The way we use Modifiers is by chaining and passing them to components we want to modify, which will most likely pass them along and until they reach (most likely) Layout component where the Modifiers will be materialized (executed). By “chaining” I mean adding more modifiers to an existing one or starting with Modifier object: Modifier.height(10.dp).width(50.dp). If we add this modifier to our icon, it will be 10 dp high and 50 dp wide.
Using Modifiers, we can extend components with almost anything. Some examples of modifiers are: clickable, padding, aspectRatio, offset, background and much, much more.
(We will create our own custom modifier in the following article)

Back to UI
Now when we know what is Modifier, we can make the drop-down icon bigger by using the size modifier, add a CenterVertically alignment to our Row and add space between Text and Icon with Spacer component and BOOM! our LocationSelector component is done.


In this part, we’ve learned what is Composable function, how do we write one, how to use basic layouts like Row and Column and what is Modifier.
We will learn about Material theme, writing custom Modifiers, and managing state in the next part.


Prague software company

Medium is an open platform where 170 million readers come to find insightful and dynamic thinking. Here, expert and undiscovered voices alike dive into the heart of any topic and bring new ideas to the surface. Learn more

Follow the writers, publications, and topics that matter to you, and you’ll see them on your homepage and in your inbox. Explore

If you have a story to tell, knowledge to share, or a perspective to offer — welcome home. It’s easy and free to post your thinking on any topic. Write on Medium

Get the Medium app

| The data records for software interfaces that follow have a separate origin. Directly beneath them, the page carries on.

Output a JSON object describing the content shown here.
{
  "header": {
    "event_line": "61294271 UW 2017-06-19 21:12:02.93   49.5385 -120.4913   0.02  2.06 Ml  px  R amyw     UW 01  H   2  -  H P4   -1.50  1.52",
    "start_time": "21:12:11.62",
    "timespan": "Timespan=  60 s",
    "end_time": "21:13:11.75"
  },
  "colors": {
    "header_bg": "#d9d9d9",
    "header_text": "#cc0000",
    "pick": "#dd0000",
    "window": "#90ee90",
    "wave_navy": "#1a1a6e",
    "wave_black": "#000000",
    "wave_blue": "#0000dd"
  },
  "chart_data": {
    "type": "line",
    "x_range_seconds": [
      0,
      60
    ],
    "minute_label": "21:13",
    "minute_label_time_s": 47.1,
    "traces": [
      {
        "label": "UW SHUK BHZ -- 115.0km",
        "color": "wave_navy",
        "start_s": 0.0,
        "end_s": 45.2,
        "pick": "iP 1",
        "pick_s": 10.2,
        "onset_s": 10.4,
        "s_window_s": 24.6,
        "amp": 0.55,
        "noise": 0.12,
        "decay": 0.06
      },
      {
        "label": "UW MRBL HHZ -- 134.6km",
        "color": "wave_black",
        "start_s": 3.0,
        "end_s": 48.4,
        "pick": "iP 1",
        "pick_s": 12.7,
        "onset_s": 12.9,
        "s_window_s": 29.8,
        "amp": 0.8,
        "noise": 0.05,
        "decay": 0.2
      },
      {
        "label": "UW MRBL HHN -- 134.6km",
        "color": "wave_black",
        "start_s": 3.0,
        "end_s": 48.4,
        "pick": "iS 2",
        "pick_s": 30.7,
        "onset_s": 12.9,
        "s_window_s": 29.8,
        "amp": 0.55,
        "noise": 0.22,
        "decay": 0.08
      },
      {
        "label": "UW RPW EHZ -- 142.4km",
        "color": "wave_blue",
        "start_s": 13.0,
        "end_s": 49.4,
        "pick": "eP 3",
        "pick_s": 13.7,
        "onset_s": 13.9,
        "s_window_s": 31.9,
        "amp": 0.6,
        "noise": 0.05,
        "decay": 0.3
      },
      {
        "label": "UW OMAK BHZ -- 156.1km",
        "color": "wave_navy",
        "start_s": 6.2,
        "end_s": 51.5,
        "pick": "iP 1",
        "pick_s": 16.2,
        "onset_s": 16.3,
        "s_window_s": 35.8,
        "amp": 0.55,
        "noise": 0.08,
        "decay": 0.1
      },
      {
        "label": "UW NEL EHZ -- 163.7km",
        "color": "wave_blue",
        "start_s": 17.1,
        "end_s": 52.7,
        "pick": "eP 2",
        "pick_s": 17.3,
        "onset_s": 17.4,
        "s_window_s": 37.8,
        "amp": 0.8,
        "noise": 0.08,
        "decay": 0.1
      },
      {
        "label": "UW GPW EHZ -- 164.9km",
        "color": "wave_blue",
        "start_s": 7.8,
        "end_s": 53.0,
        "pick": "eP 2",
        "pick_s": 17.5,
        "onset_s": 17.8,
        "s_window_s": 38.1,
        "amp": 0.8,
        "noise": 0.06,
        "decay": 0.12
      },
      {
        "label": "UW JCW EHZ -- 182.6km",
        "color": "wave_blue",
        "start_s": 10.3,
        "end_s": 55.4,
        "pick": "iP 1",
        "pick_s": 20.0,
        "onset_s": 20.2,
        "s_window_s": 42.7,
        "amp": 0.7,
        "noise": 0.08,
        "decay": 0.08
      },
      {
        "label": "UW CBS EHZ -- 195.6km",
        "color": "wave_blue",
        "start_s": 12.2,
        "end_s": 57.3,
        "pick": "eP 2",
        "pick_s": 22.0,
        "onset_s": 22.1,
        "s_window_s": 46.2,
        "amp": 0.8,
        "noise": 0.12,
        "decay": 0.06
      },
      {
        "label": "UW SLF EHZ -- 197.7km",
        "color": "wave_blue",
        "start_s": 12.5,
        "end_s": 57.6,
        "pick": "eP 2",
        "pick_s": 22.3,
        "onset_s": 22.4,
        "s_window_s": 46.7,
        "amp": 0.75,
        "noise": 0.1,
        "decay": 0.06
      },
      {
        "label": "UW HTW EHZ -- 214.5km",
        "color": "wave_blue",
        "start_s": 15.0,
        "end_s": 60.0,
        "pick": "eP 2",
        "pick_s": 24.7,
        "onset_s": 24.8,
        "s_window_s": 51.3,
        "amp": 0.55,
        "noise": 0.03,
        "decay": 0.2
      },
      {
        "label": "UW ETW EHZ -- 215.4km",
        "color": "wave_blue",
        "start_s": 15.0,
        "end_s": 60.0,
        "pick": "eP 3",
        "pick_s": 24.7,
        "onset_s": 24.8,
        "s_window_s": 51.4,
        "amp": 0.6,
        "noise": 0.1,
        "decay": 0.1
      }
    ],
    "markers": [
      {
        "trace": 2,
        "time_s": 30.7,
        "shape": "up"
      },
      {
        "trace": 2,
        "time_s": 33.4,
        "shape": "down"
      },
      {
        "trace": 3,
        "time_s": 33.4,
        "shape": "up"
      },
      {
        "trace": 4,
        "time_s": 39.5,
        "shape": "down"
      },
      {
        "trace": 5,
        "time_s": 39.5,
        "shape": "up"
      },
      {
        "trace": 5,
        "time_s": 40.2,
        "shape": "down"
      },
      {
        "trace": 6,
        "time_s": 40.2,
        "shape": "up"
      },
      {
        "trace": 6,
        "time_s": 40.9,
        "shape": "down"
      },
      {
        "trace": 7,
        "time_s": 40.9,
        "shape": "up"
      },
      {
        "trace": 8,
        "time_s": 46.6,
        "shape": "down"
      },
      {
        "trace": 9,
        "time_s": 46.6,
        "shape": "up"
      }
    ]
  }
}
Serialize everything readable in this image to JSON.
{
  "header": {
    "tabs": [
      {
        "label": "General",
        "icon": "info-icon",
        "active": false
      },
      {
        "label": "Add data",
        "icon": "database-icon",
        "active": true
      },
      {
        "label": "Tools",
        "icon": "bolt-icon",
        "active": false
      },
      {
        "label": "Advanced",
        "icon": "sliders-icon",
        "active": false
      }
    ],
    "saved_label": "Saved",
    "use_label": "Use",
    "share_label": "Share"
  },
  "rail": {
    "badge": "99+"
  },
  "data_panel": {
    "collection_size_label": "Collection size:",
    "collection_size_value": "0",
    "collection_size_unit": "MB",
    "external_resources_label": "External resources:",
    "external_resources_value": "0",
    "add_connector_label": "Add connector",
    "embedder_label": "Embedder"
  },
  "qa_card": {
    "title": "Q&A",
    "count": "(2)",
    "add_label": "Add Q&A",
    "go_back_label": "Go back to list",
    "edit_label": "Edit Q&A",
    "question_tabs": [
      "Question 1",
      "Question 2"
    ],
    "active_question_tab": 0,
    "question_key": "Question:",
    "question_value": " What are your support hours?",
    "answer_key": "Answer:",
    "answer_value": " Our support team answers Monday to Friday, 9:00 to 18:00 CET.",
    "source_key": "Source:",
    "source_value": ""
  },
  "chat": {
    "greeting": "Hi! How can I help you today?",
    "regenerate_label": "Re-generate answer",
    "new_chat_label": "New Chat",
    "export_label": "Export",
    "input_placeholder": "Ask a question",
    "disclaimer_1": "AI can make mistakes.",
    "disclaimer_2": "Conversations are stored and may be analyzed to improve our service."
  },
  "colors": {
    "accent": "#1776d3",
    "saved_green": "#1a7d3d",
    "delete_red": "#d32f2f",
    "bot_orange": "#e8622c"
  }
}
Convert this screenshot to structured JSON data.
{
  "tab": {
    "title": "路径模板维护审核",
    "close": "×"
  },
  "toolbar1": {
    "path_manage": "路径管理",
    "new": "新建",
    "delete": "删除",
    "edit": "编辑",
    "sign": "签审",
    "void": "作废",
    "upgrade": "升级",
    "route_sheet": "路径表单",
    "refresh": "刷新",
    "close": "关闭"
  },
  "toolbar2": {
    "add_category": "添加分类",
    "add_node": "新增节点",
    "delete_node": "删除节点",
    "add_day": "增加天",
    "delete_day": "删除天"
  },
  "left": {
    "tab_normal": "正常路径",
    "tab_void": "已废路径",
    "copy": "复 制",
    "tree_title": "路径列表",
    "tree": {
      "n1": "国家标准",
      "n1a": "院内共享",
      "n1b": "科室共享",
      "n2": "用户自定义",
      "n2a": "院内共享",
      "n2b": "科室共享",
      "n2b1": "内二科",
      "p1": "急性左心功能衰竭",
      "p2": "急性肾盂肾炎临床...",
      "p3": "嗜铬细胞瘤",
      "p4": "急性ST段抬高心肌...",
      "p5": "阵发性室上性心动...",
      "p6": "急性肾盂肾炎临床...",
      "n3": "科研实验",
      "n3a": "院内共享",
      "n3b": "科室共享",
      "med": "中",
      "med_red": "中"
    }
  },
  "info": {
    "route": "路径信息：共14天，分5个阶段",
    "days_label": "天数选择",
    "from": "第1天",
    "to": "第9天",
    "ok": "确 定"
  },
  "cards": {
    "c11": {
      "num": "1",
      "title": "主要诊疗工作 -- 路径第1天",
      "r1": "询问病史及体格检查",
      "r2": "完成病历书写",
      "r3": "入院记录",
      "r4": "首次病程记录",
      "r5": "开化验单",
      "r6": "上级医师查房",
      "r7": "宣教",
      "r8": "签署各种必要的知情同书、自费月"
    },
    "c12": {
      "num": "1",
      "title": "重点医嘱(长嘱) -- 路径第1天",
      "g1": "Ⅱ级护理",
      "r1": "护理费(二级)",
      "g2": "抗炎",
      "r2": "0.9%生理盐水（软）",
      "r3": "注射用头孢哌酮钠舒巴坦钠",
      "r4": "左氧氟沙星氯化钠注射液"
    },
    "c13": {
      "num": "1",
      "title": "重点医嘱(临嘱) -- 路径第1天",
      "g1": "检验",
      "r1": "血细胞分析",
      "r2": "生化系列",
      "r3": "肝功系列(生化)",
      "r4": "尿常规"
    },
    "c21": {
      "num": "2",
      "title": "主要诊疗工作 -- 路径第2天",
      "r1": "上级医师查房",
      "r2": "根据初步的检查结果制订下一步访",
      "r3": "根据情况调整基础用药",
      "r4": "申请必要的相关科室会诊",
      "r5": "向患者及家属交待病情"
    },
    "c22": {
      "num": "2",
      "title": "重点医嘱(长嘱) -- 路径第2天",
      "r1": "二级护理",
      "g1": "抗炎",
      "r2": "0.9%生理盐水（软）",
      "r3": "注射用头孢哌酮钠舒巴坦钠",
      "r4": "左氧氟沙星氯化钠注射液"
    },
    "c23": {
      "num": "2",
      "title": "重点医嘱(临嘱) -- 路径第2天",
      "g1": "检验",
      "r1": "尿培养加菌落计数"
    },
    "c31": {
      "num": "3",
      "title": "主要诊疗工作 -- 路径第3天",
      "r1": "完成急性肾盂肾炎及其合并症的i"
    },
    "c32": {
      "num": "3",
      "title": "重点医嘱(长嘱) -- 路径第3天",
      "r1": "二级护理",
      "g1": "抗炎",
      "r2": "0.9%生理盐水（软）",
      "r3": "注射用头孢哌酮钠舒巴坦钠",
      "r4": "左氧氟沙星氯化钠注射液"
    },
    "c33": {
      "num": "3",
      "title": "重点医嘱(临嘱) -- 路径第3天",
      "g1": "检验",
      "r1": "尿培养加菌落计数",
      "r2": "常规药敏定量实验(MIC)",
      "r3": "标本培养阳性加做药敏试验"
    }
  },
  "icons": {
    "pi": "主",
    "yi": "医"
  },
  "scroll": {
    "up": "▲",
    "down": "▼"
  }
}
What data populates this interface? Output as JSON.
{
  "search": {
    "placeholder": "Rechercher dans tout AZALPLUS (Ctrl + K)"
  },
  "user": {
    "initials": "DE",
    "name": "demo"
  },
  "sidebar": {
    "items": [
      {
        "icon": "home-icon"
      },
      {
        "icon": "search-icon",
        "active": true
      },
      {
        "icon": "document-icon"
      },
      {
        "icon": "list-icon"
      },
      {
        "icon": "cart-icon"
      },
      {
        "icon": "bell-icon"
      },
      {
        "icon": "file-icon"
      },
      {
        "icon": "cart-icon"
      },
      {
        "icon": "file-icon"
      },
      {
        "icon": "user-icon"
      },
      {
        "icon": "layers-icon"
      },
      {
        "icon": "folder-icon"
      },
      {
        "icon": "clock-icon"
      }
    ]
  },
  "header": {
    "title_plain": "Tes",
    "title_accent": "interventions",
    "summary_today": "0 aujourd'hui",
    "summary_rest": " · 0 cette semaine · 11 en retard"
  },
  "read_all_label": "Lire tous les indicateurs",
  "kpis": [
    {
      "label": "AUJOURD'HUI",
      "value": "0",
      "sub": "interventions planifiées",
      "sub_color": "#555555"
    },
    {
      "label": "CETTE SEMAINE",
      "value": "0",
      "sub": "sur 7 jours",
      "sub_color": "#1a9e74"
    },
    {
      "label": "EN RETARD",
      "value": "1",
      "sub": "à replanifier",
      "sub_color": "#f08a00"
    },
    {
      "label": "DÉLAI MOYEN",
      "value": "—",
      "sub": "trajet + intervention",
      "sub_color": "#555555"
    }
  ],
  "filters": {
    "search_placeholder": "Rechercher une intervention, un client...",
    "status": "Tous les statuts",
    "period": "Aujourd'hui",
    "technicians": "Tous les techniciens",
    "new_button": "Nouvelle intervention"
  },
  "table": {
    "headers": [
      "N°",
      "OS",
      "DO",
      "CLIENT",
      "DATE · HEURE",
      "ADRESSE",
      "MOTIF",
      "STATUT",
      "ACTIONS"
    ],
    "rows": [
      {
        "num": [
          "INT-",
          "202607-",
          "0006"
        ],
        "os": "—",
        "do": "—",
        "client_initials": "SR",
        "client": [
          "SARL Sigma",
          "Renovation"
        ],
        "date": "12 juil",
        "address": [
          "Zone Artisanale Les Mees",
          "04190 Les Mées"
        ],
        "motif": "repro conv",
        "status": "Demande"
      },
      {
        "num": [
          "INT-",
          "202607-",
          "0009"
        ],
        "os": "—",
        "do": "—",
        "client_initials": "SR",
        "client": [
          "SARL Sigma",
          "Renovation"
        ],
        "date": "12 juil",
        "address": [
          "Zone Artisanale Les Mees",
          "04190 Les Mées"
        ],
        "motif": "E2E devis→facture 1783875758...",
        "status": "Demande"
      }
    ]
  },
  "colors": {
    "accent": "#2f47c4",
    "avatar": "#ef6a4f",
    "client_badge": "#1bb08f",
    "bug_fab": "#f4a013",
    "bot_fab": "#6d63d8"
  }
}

A button that says 'Download on the App Store', and if clicked it will lead you to the iOS App store
A button that says 'Get it on, Google Play', and if clicked it will lead you to the Google Play store